Friday, May 19, 2006
This Is Your Brain on Nanotubes
Carbon nanotubes can send electrical signals to neurons and are being developed for retinal implants
|A branching neuron grown on a carpet of conductive single-wall carbon nanotubes. Researchers sent electrical signals to the neurons through the nanotubes, showing that the tubes might be a way to connect neurons to prosthetic devices. (Courtesy of Todd Pappas, University of Texas.)|
Carbon nanotubes -- incredibly strong, electrically conductive, hollow molecules of carbon about a nanometer in diameter -- have for more than a decade been prized by materials scientists. They've added them to batteries to increase their surface area and are developing light-emitting nanotubes for telecommunications.

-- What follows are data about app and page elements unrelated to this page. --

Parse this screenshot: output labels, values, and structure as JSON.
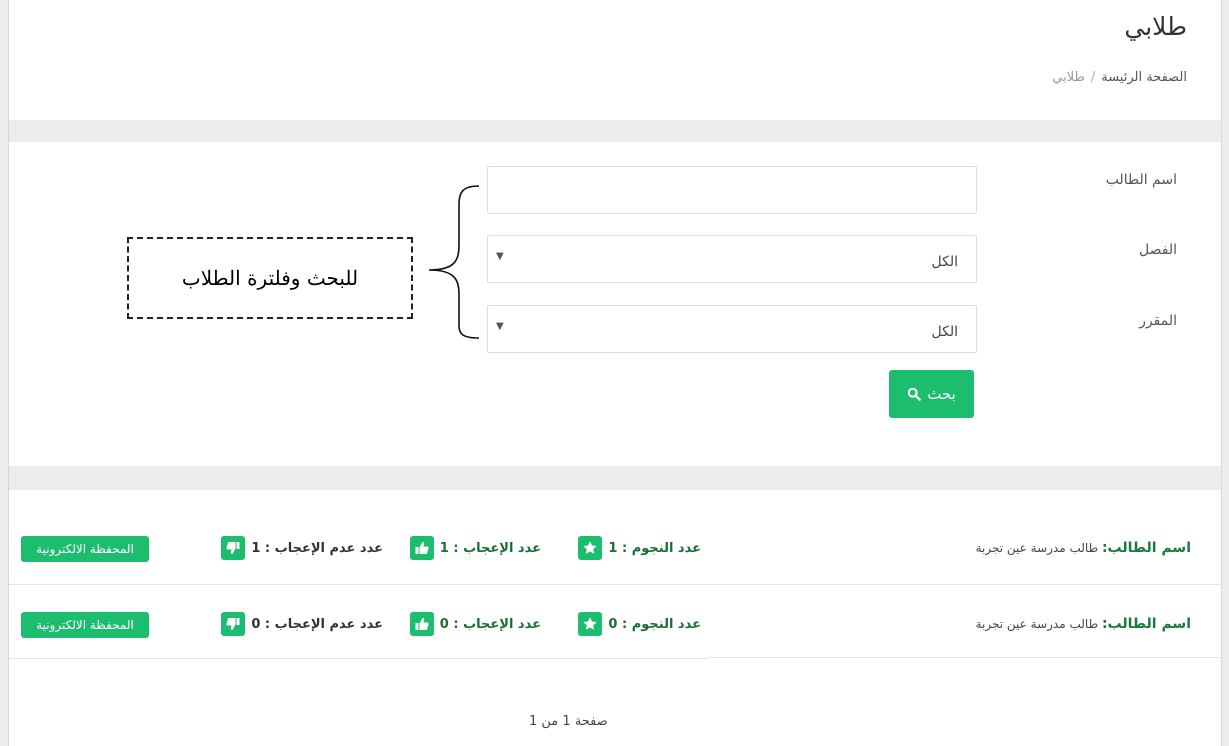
{
  "header": {
    "title": "طلابي",
    "breadcrumb": {
      "home": "الصفحة الرئيسة",
      "separator": "/",
      "current": "طلابي"
    }
  },
  "filters": {
    "student_name": {
      "label": "اسم الطالب",
      "value": "",
      "placeholder": ""
    },
    "class": {
      "label": "الفصل",
      "value": "الكل"
    },
    "course": {
      "label": "المقرر",
      "value": "الكل"
    },
    "search_button": "بحث"
  },
  "callout": {
    "text": "للبحث وفلترة الطلاب"
  },
  "students": [
    {
      "name_label": "اسم الطالب:",
      "name": "طالب مدرسة عين تجربة",
      "stars": "عدد النجوم : 1",
      "likes": "عدد الإعجاب : 1",
      "dislikes": "عدد عدم الإعجاب : 1",
      "portfolio_button": "المحفظة الالكترونية"
    },
    {
      "name_label": "اسم الطالب:",
      "name": "طالب مدرسة عين تجربة",
      "stars": "عدد النجوم : 0",
      "likes": "عدد الإعجاب : 0",
      "dislikes": "عدد عدم الإعجاب : 0",
      "portfolio_button": "المحفظة الالكترونية"
    }
  ],
  "pagination": {
    "text": "صفحة 1 من 1"
  },
  "colors": {
    "accent": "#1dbd70",
    "label_green": "#1a6e33",
    "band": "#ececec"
  },
  "icons": [
    "search-icon",
    "star-icon",
    "thumbs-up-icon",
    "thumbs-down-icon",
    "chevron-down-icon"
  ]
}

Now University of Texas researchers have demonstrated that mats of single-walled carbon nanotubes can communicate electrical signals to neurons, suggesting that the tubes could be used as an electrical interface between neural prosthetics -- devices used to replace damaged or missing nerves -- and the body. This is good news for those hoping to use nanotubes to stimulate or replace nerve cells in the eye, brain, and spinal cord.
The Texas researchers grew rat neurons on thick mats of carbon nanotubes seeded on flexible plastic sheets. Instead of treating the mats like a foreign surface, neurons take well to the nanotubes, says Todd Pappas, director of sensory and molecular neuroengineering at the University of Texas Medical Branch, who led the research. The nanotubes absorb an important neural protein and form a roughly textured carpet on which nerves grow readily. When Pappas and colleagues at Rice University sent an electrical charge across the sheet, the neurons responded with an electrical signal of their own, called an action potential, indicating that they got the message.